Church leaders, including the Archbishop of Canterbury, have condemned the deadly terrorist attacks on India's financial capital, Mumbai.
Dr. Rowan Williams wrote on Thursday to the High Commissioner of India, Shiv Shankar Mukherjee, expressing his shock and outrage at the atrocities and offering on behalf of the whole Anglican Communion prayers for those who have lost loved ones, for the injured and for all those caring for them or dealing with the ongoing siege.
"People everywhere stand in solidarity with the innocent and in condemnation of those who would destroy innocent lives out of evil and misguided motives," he wrote.
Pope Benedict XVI also condemned the "brutal attacks," calling for an end to all acts of terrorism.
A message of condolence released by the Vatican on Thursday said the Pope was "deeply concerned about the outbreak of violence" in the Indian city. He expressed his "heartfelt condolences to the families of those who have lost their lives in these brutal attacks."
More than 143 people were killed and 288 injured in the attacks that began by suspected Islamic militants late Wednesday night at 10 locations across Mumbai, including two luxury hotels, the city's main railway station, a restaurant popular with tourists and a hospital. Two Americans were confirmed dead, according to The Associated Press.
The head of the World Council of Churches (WCC) has expressed shock and dismay over the terrorist attacks in Mumbai.
The Rev. Dr. Samuel Kobia said in a letter addressed to Prime Minister Manmohan Singh, "The World Council of Churches, whose membership includes most of India's Christian churches, strongly condemns such wanton acts of terrorism and violence targeting innocent human lives."
"We believe that there can be no justification whatsoever for such despicable acts of terrorism and indiscriminate violence," he added.
Kobia expressed his "sincere condolences and sympathy to the government and people of India, especially to the families of those who were killed and injured."

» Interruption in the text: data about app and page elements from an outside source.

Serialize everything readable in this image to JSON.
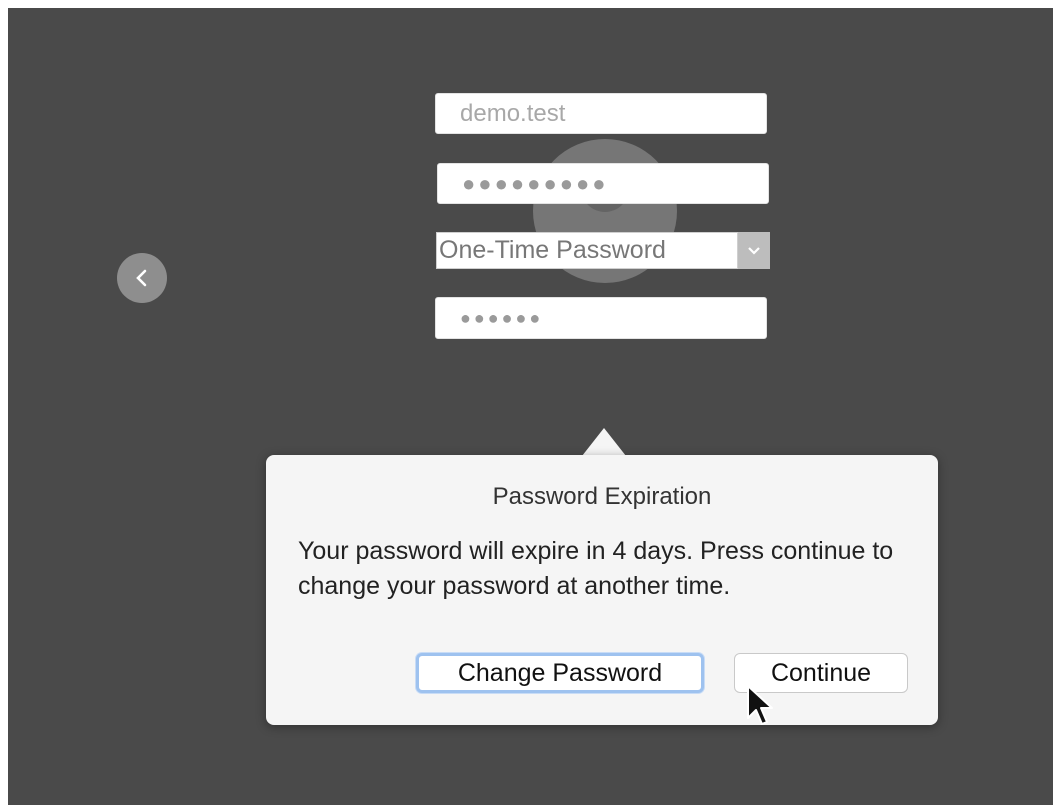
{
  "login": {
    "username_value": "",
    "username_placeholder": "demo.test",
    "password_masked": "●●●●●●●●●",
    "auth_method": {
      "selected": "One-Time Password"
    },
    "otp_masked": "●●●●●●"
  },
  "popover": {
    "title": "Password Expiration",
    "message": "Your password will expire in 4 days. Press continue to change your password at another time.",
    "buttons": {
      "change_password": "Change Password",
      "continue": "Continue"
    }
  },
  "icons": {
    "back": "chevron-left-icon",
    "select_arrow": "chevron-down-icon",
    "avatar": "user-avatar-icon",
    "cursor": "mouse-pointer-icon"
  },
  "colors": {
    "background": "#4a4a4a",
    "popover": "#f5f5f5",
    "focus_ring": "#9ec2ef"
  }
}
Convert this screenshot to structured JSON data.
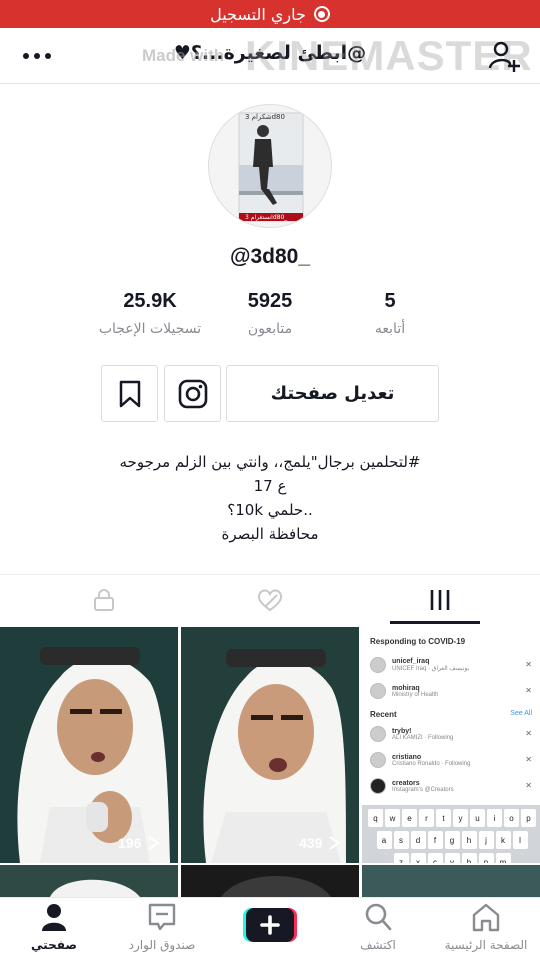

"We hold all citizens of India in our thoughts and prayers as you pass through this tragic and critical time," he said.
Kobia added, "The WCC is committed to working with governments and people of goodwill to build communities where peace and security prevails."
In a televised address on Thursday, Prime Minister Manmohan Singh said those responsible were not Indian nationals.
"The well-planned and very orchestrated attacks, probably with external linkages, were intended to create a sense of panic by choosing high-profile targets and indiscriminately killing innocent foreigners," he said.
"It is evident that the group which carried out these attacks, based outside the country, had come with single-minded determination to create havoc in the financial capital of the country."